* _Exercise instructions_: Please return the lines of the data that contain "button".

***** Material to process *****

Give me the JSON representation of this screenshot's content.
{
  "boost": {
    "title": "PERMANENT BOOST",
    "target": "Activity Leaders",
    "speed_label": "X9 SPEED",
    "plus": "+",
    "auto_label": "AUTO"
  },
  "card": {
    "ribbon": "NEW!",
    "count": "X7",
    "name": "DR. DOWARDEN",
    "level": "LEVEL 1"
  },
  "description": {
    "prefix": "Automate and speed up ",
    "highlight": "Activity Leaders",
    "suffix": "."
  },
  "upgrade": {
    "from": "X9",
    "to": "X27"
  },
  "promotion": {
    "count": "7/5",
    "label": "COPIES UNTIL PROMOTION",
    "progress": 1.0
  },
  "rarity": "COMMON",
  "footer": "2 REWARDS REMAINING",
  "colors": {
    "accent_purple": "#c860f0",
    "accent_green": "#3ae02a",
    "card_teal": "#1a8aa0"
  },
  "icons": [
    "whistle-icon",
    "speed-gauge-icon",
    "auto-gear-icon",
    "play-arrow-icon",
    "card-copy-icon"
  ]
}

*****
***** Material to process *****

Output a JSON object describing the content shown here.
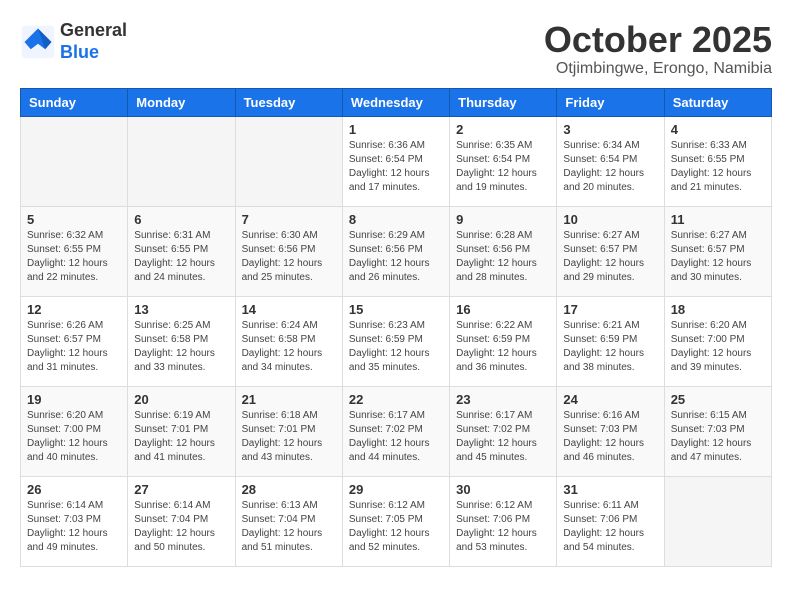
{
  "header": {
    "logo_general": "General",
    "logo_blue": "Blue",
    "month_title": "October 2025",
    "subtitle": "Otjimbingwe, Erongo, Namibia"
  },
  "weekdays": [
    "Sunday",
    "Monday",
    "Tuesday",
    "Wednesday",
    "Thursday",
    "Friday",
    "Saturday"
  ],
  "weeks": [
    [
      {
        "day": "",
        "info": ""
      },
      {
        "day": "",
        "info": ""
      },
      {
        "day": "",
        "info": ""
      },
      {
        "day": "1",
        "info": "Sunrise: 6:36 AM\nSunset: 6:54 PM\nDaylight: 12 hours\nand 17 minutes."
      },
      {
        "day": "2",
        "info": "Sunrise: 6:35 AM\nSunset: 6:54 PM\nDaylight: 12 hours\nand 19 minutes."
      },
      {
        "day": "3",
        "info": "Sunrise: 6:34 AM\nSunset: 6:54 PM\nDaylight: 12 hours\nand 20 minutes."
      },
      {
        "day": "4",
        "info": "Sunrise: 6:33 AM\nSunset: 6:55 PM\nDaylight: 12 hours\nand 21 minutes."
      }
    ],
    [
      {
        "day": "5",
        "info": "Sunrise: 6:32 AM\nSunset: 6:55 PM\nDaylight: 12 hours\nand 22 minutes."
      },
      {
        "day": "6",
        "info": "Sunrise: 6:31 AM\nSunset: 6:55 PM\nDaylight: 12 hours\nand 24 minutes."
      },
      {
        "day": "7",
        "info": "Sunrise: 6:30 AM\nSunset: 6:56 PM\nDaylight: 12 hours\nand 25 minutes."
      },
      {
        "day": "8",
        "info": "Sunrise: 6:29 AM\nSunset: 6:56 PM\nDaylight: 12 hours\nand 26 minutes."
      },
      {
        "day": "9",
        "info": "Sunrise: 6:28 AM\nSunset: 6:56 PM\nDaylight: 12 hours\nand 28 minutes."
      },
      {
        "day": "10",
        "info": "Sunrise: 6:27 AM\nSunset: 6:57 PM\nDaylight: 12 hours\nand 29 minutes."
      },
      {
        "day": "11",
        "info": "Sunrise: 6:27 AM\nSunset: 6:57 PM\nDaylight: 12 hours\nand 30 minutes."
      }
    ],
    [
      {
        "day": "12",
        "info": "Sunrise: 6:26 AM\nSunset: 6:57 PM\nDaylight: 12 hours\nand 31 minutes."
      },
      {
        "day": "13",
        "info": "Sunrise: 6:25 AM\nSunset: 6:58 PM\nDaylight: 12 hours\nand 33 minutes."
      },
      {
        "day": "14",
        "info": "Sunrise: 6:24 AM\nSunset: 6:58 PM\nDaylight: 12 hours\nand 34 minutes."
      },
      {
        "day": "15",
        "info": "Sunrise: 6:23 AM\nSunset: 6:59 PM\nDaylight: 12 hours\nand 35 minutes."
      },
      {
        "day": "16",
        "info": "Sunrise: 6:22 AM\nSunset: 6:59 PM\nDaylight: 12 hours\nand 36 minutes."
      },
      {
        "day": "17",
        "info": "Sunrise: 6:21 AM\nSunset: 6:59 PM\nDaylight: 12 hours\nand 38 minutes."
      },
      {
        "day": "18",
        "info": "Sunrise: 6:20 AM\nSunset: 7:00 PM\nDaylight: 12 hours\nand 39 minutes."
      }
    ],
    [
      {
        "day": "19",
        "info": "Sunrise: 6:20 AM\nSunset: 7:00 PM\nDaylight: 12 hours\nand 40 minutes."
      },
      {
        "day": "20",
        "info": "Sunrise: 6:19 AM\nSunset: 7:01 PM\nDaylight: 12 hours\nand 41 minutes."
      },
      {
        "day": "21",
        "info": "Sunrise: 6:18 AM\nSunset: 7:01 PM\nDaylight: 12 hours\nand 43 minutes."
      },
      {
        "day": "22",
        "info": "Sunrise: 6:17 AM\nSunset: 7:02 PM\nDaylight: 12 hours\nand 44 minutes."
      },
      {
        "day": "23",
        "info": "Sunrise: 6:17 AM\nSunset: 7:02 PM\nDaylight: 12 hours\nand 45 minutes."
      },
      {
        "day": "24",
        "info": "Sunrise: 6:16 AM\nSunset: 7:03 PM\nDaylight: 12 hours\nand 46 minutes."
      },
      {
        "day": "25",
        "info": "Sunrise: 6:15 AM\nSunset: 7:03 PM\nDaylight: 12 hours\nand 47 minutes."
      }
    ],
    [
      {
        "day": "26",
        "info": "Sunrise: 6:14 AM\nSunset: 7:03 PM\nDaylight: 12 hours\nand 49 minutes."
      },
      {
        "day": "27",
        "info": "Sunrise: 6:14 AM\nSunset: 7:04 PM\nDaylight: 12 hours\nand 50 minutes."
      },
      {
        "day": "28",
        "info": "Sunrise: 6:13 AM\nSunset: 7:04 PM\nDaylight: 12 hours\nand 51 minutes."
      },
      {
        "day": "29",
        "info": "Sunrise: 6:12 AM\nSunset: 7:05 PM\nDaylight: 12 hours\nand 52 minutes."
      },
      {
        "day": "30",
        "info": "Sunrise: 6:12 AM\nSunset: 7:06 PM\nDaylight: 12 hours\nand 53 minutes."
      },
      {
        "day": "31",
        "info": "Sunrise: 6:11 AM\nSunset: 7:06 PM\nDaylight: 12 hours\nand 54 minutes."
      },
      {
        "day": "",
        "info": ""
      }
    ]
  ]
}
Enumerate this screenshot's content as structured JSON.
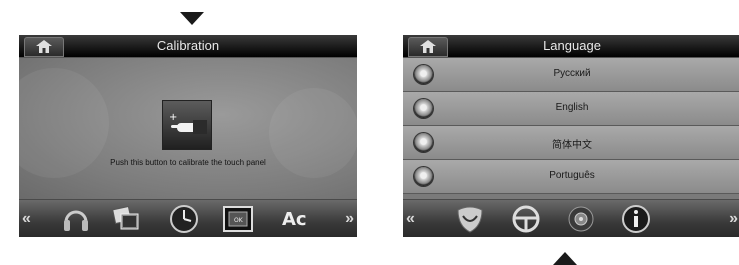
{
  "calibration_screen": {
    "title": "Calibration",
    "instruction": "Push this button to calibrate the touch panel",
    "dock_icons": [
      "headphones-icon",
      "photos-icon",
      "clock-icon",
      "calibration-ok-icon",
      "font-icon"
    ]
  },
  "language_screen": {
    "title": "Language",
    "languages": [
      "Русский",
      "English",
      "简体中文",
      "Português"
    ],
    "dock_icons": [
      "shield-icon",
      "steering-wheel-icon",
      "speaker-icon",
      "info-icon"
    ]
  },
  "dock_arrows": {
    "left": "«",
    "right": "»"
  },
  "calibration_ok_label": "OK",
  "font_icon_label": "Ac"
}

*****
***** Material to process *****

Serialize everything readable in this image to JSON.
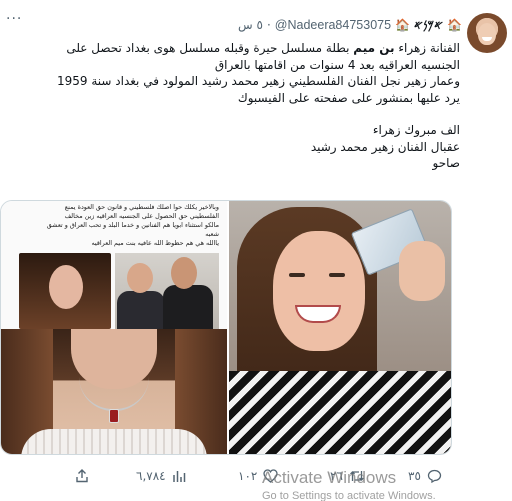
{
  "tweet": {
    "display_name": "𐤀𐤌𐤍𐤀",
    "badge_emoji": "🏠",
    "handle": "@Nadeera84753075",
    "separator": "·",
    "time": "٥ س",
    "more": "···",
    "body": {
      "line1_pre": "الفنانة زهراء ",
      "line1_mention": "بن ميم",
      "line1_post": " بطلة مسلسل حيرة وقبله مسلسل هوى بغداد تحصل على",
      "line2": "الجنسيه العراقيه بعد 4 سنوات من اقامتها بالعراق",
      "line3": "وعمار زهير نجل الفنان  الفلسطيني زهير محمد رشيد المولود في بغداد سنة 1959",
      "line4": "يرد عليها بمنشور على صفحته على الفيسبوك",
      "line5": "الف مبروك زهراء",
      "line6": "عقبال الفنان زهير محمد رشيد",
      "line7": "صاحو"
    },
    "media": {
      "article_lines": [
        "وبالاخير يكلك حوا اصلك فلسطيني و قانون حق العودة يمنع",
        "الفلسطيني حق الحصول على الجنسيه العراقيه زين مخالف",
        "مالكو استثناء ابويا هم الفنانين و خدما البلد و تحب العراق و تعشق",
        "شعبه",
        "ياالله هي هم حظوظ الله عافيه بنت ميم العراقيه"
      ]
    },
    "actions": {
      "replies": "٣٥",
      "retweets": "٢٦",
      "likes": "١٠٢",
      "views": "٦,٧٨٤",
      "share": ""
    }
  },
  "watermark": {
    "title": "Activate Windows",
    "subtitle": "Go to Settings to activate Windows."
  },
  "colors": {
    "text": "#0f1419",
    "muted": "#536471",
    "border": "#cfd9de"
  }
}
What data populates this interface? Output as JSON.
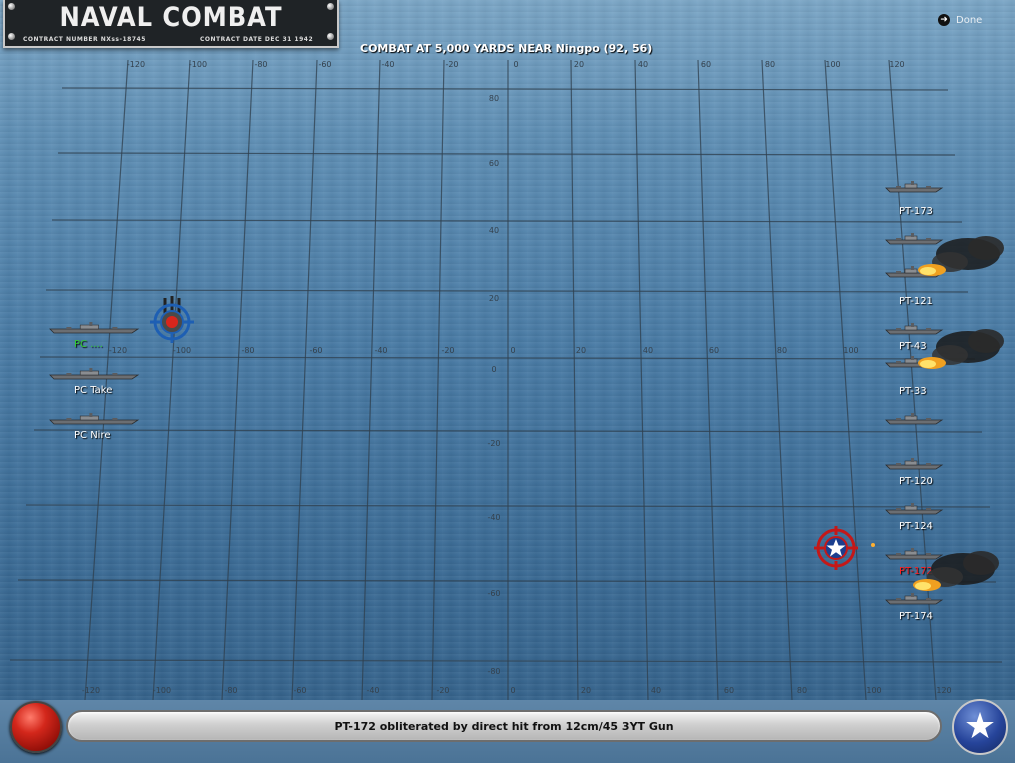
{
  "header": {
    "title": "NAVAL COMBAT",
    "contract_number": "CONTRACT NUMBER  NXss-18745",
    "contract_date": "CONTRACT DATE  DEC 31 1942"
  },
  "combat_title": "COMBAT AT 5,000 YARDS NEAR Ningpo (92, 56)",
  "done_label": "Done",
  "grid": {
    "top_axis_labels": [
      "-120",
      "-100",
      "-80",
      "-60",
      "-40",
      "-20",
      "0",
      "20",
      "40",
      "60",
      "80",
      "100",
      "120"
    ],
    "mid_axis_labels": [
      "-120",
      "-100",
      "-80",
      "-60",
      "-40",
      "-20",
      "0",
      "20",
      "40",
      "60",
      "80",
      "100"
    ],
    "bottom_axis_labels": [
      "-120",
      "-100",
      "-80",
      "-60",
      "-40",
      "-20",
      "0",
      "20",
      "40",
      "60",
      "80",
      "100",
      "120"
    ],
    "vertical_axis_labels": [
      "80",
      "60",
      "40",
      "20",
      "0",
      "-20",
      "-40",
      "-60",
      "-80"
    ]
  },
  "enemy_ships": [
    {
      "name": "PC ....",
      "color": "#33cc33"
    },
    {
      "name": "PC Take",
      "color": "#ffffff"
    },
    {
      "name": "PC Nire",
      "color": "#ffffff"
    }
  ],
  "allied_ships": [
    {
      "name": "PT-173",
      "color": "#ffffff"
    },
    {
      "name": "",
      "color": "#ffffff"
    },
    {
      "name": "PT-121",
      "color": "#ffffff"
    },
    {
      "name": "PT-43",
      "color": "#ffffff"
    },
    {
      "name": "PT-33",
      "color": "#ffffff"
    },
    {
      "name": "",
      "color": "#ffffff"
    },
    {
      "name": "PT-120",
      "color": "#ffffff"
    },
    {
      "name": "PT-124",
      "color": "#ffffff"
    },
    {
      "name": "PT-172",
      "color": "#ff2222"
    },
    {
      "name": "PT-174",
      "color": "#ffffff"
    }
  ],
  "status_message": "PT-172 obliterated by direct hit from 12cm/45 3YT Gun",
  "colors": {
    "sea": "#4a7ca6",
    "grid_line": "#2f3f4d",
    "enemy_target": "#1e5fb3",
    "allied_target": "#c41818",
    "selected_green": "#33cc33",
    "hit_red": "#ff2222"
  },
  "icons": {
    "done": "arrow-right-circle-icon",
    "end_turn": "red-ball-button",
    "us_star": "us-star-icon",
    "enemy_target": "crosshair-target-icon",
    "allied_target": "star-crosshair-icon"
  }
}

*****

* _Finished exercise_:
    "instruction": "Push this button to calibrate the touch panel",
    "end_turn": "red-ball-button",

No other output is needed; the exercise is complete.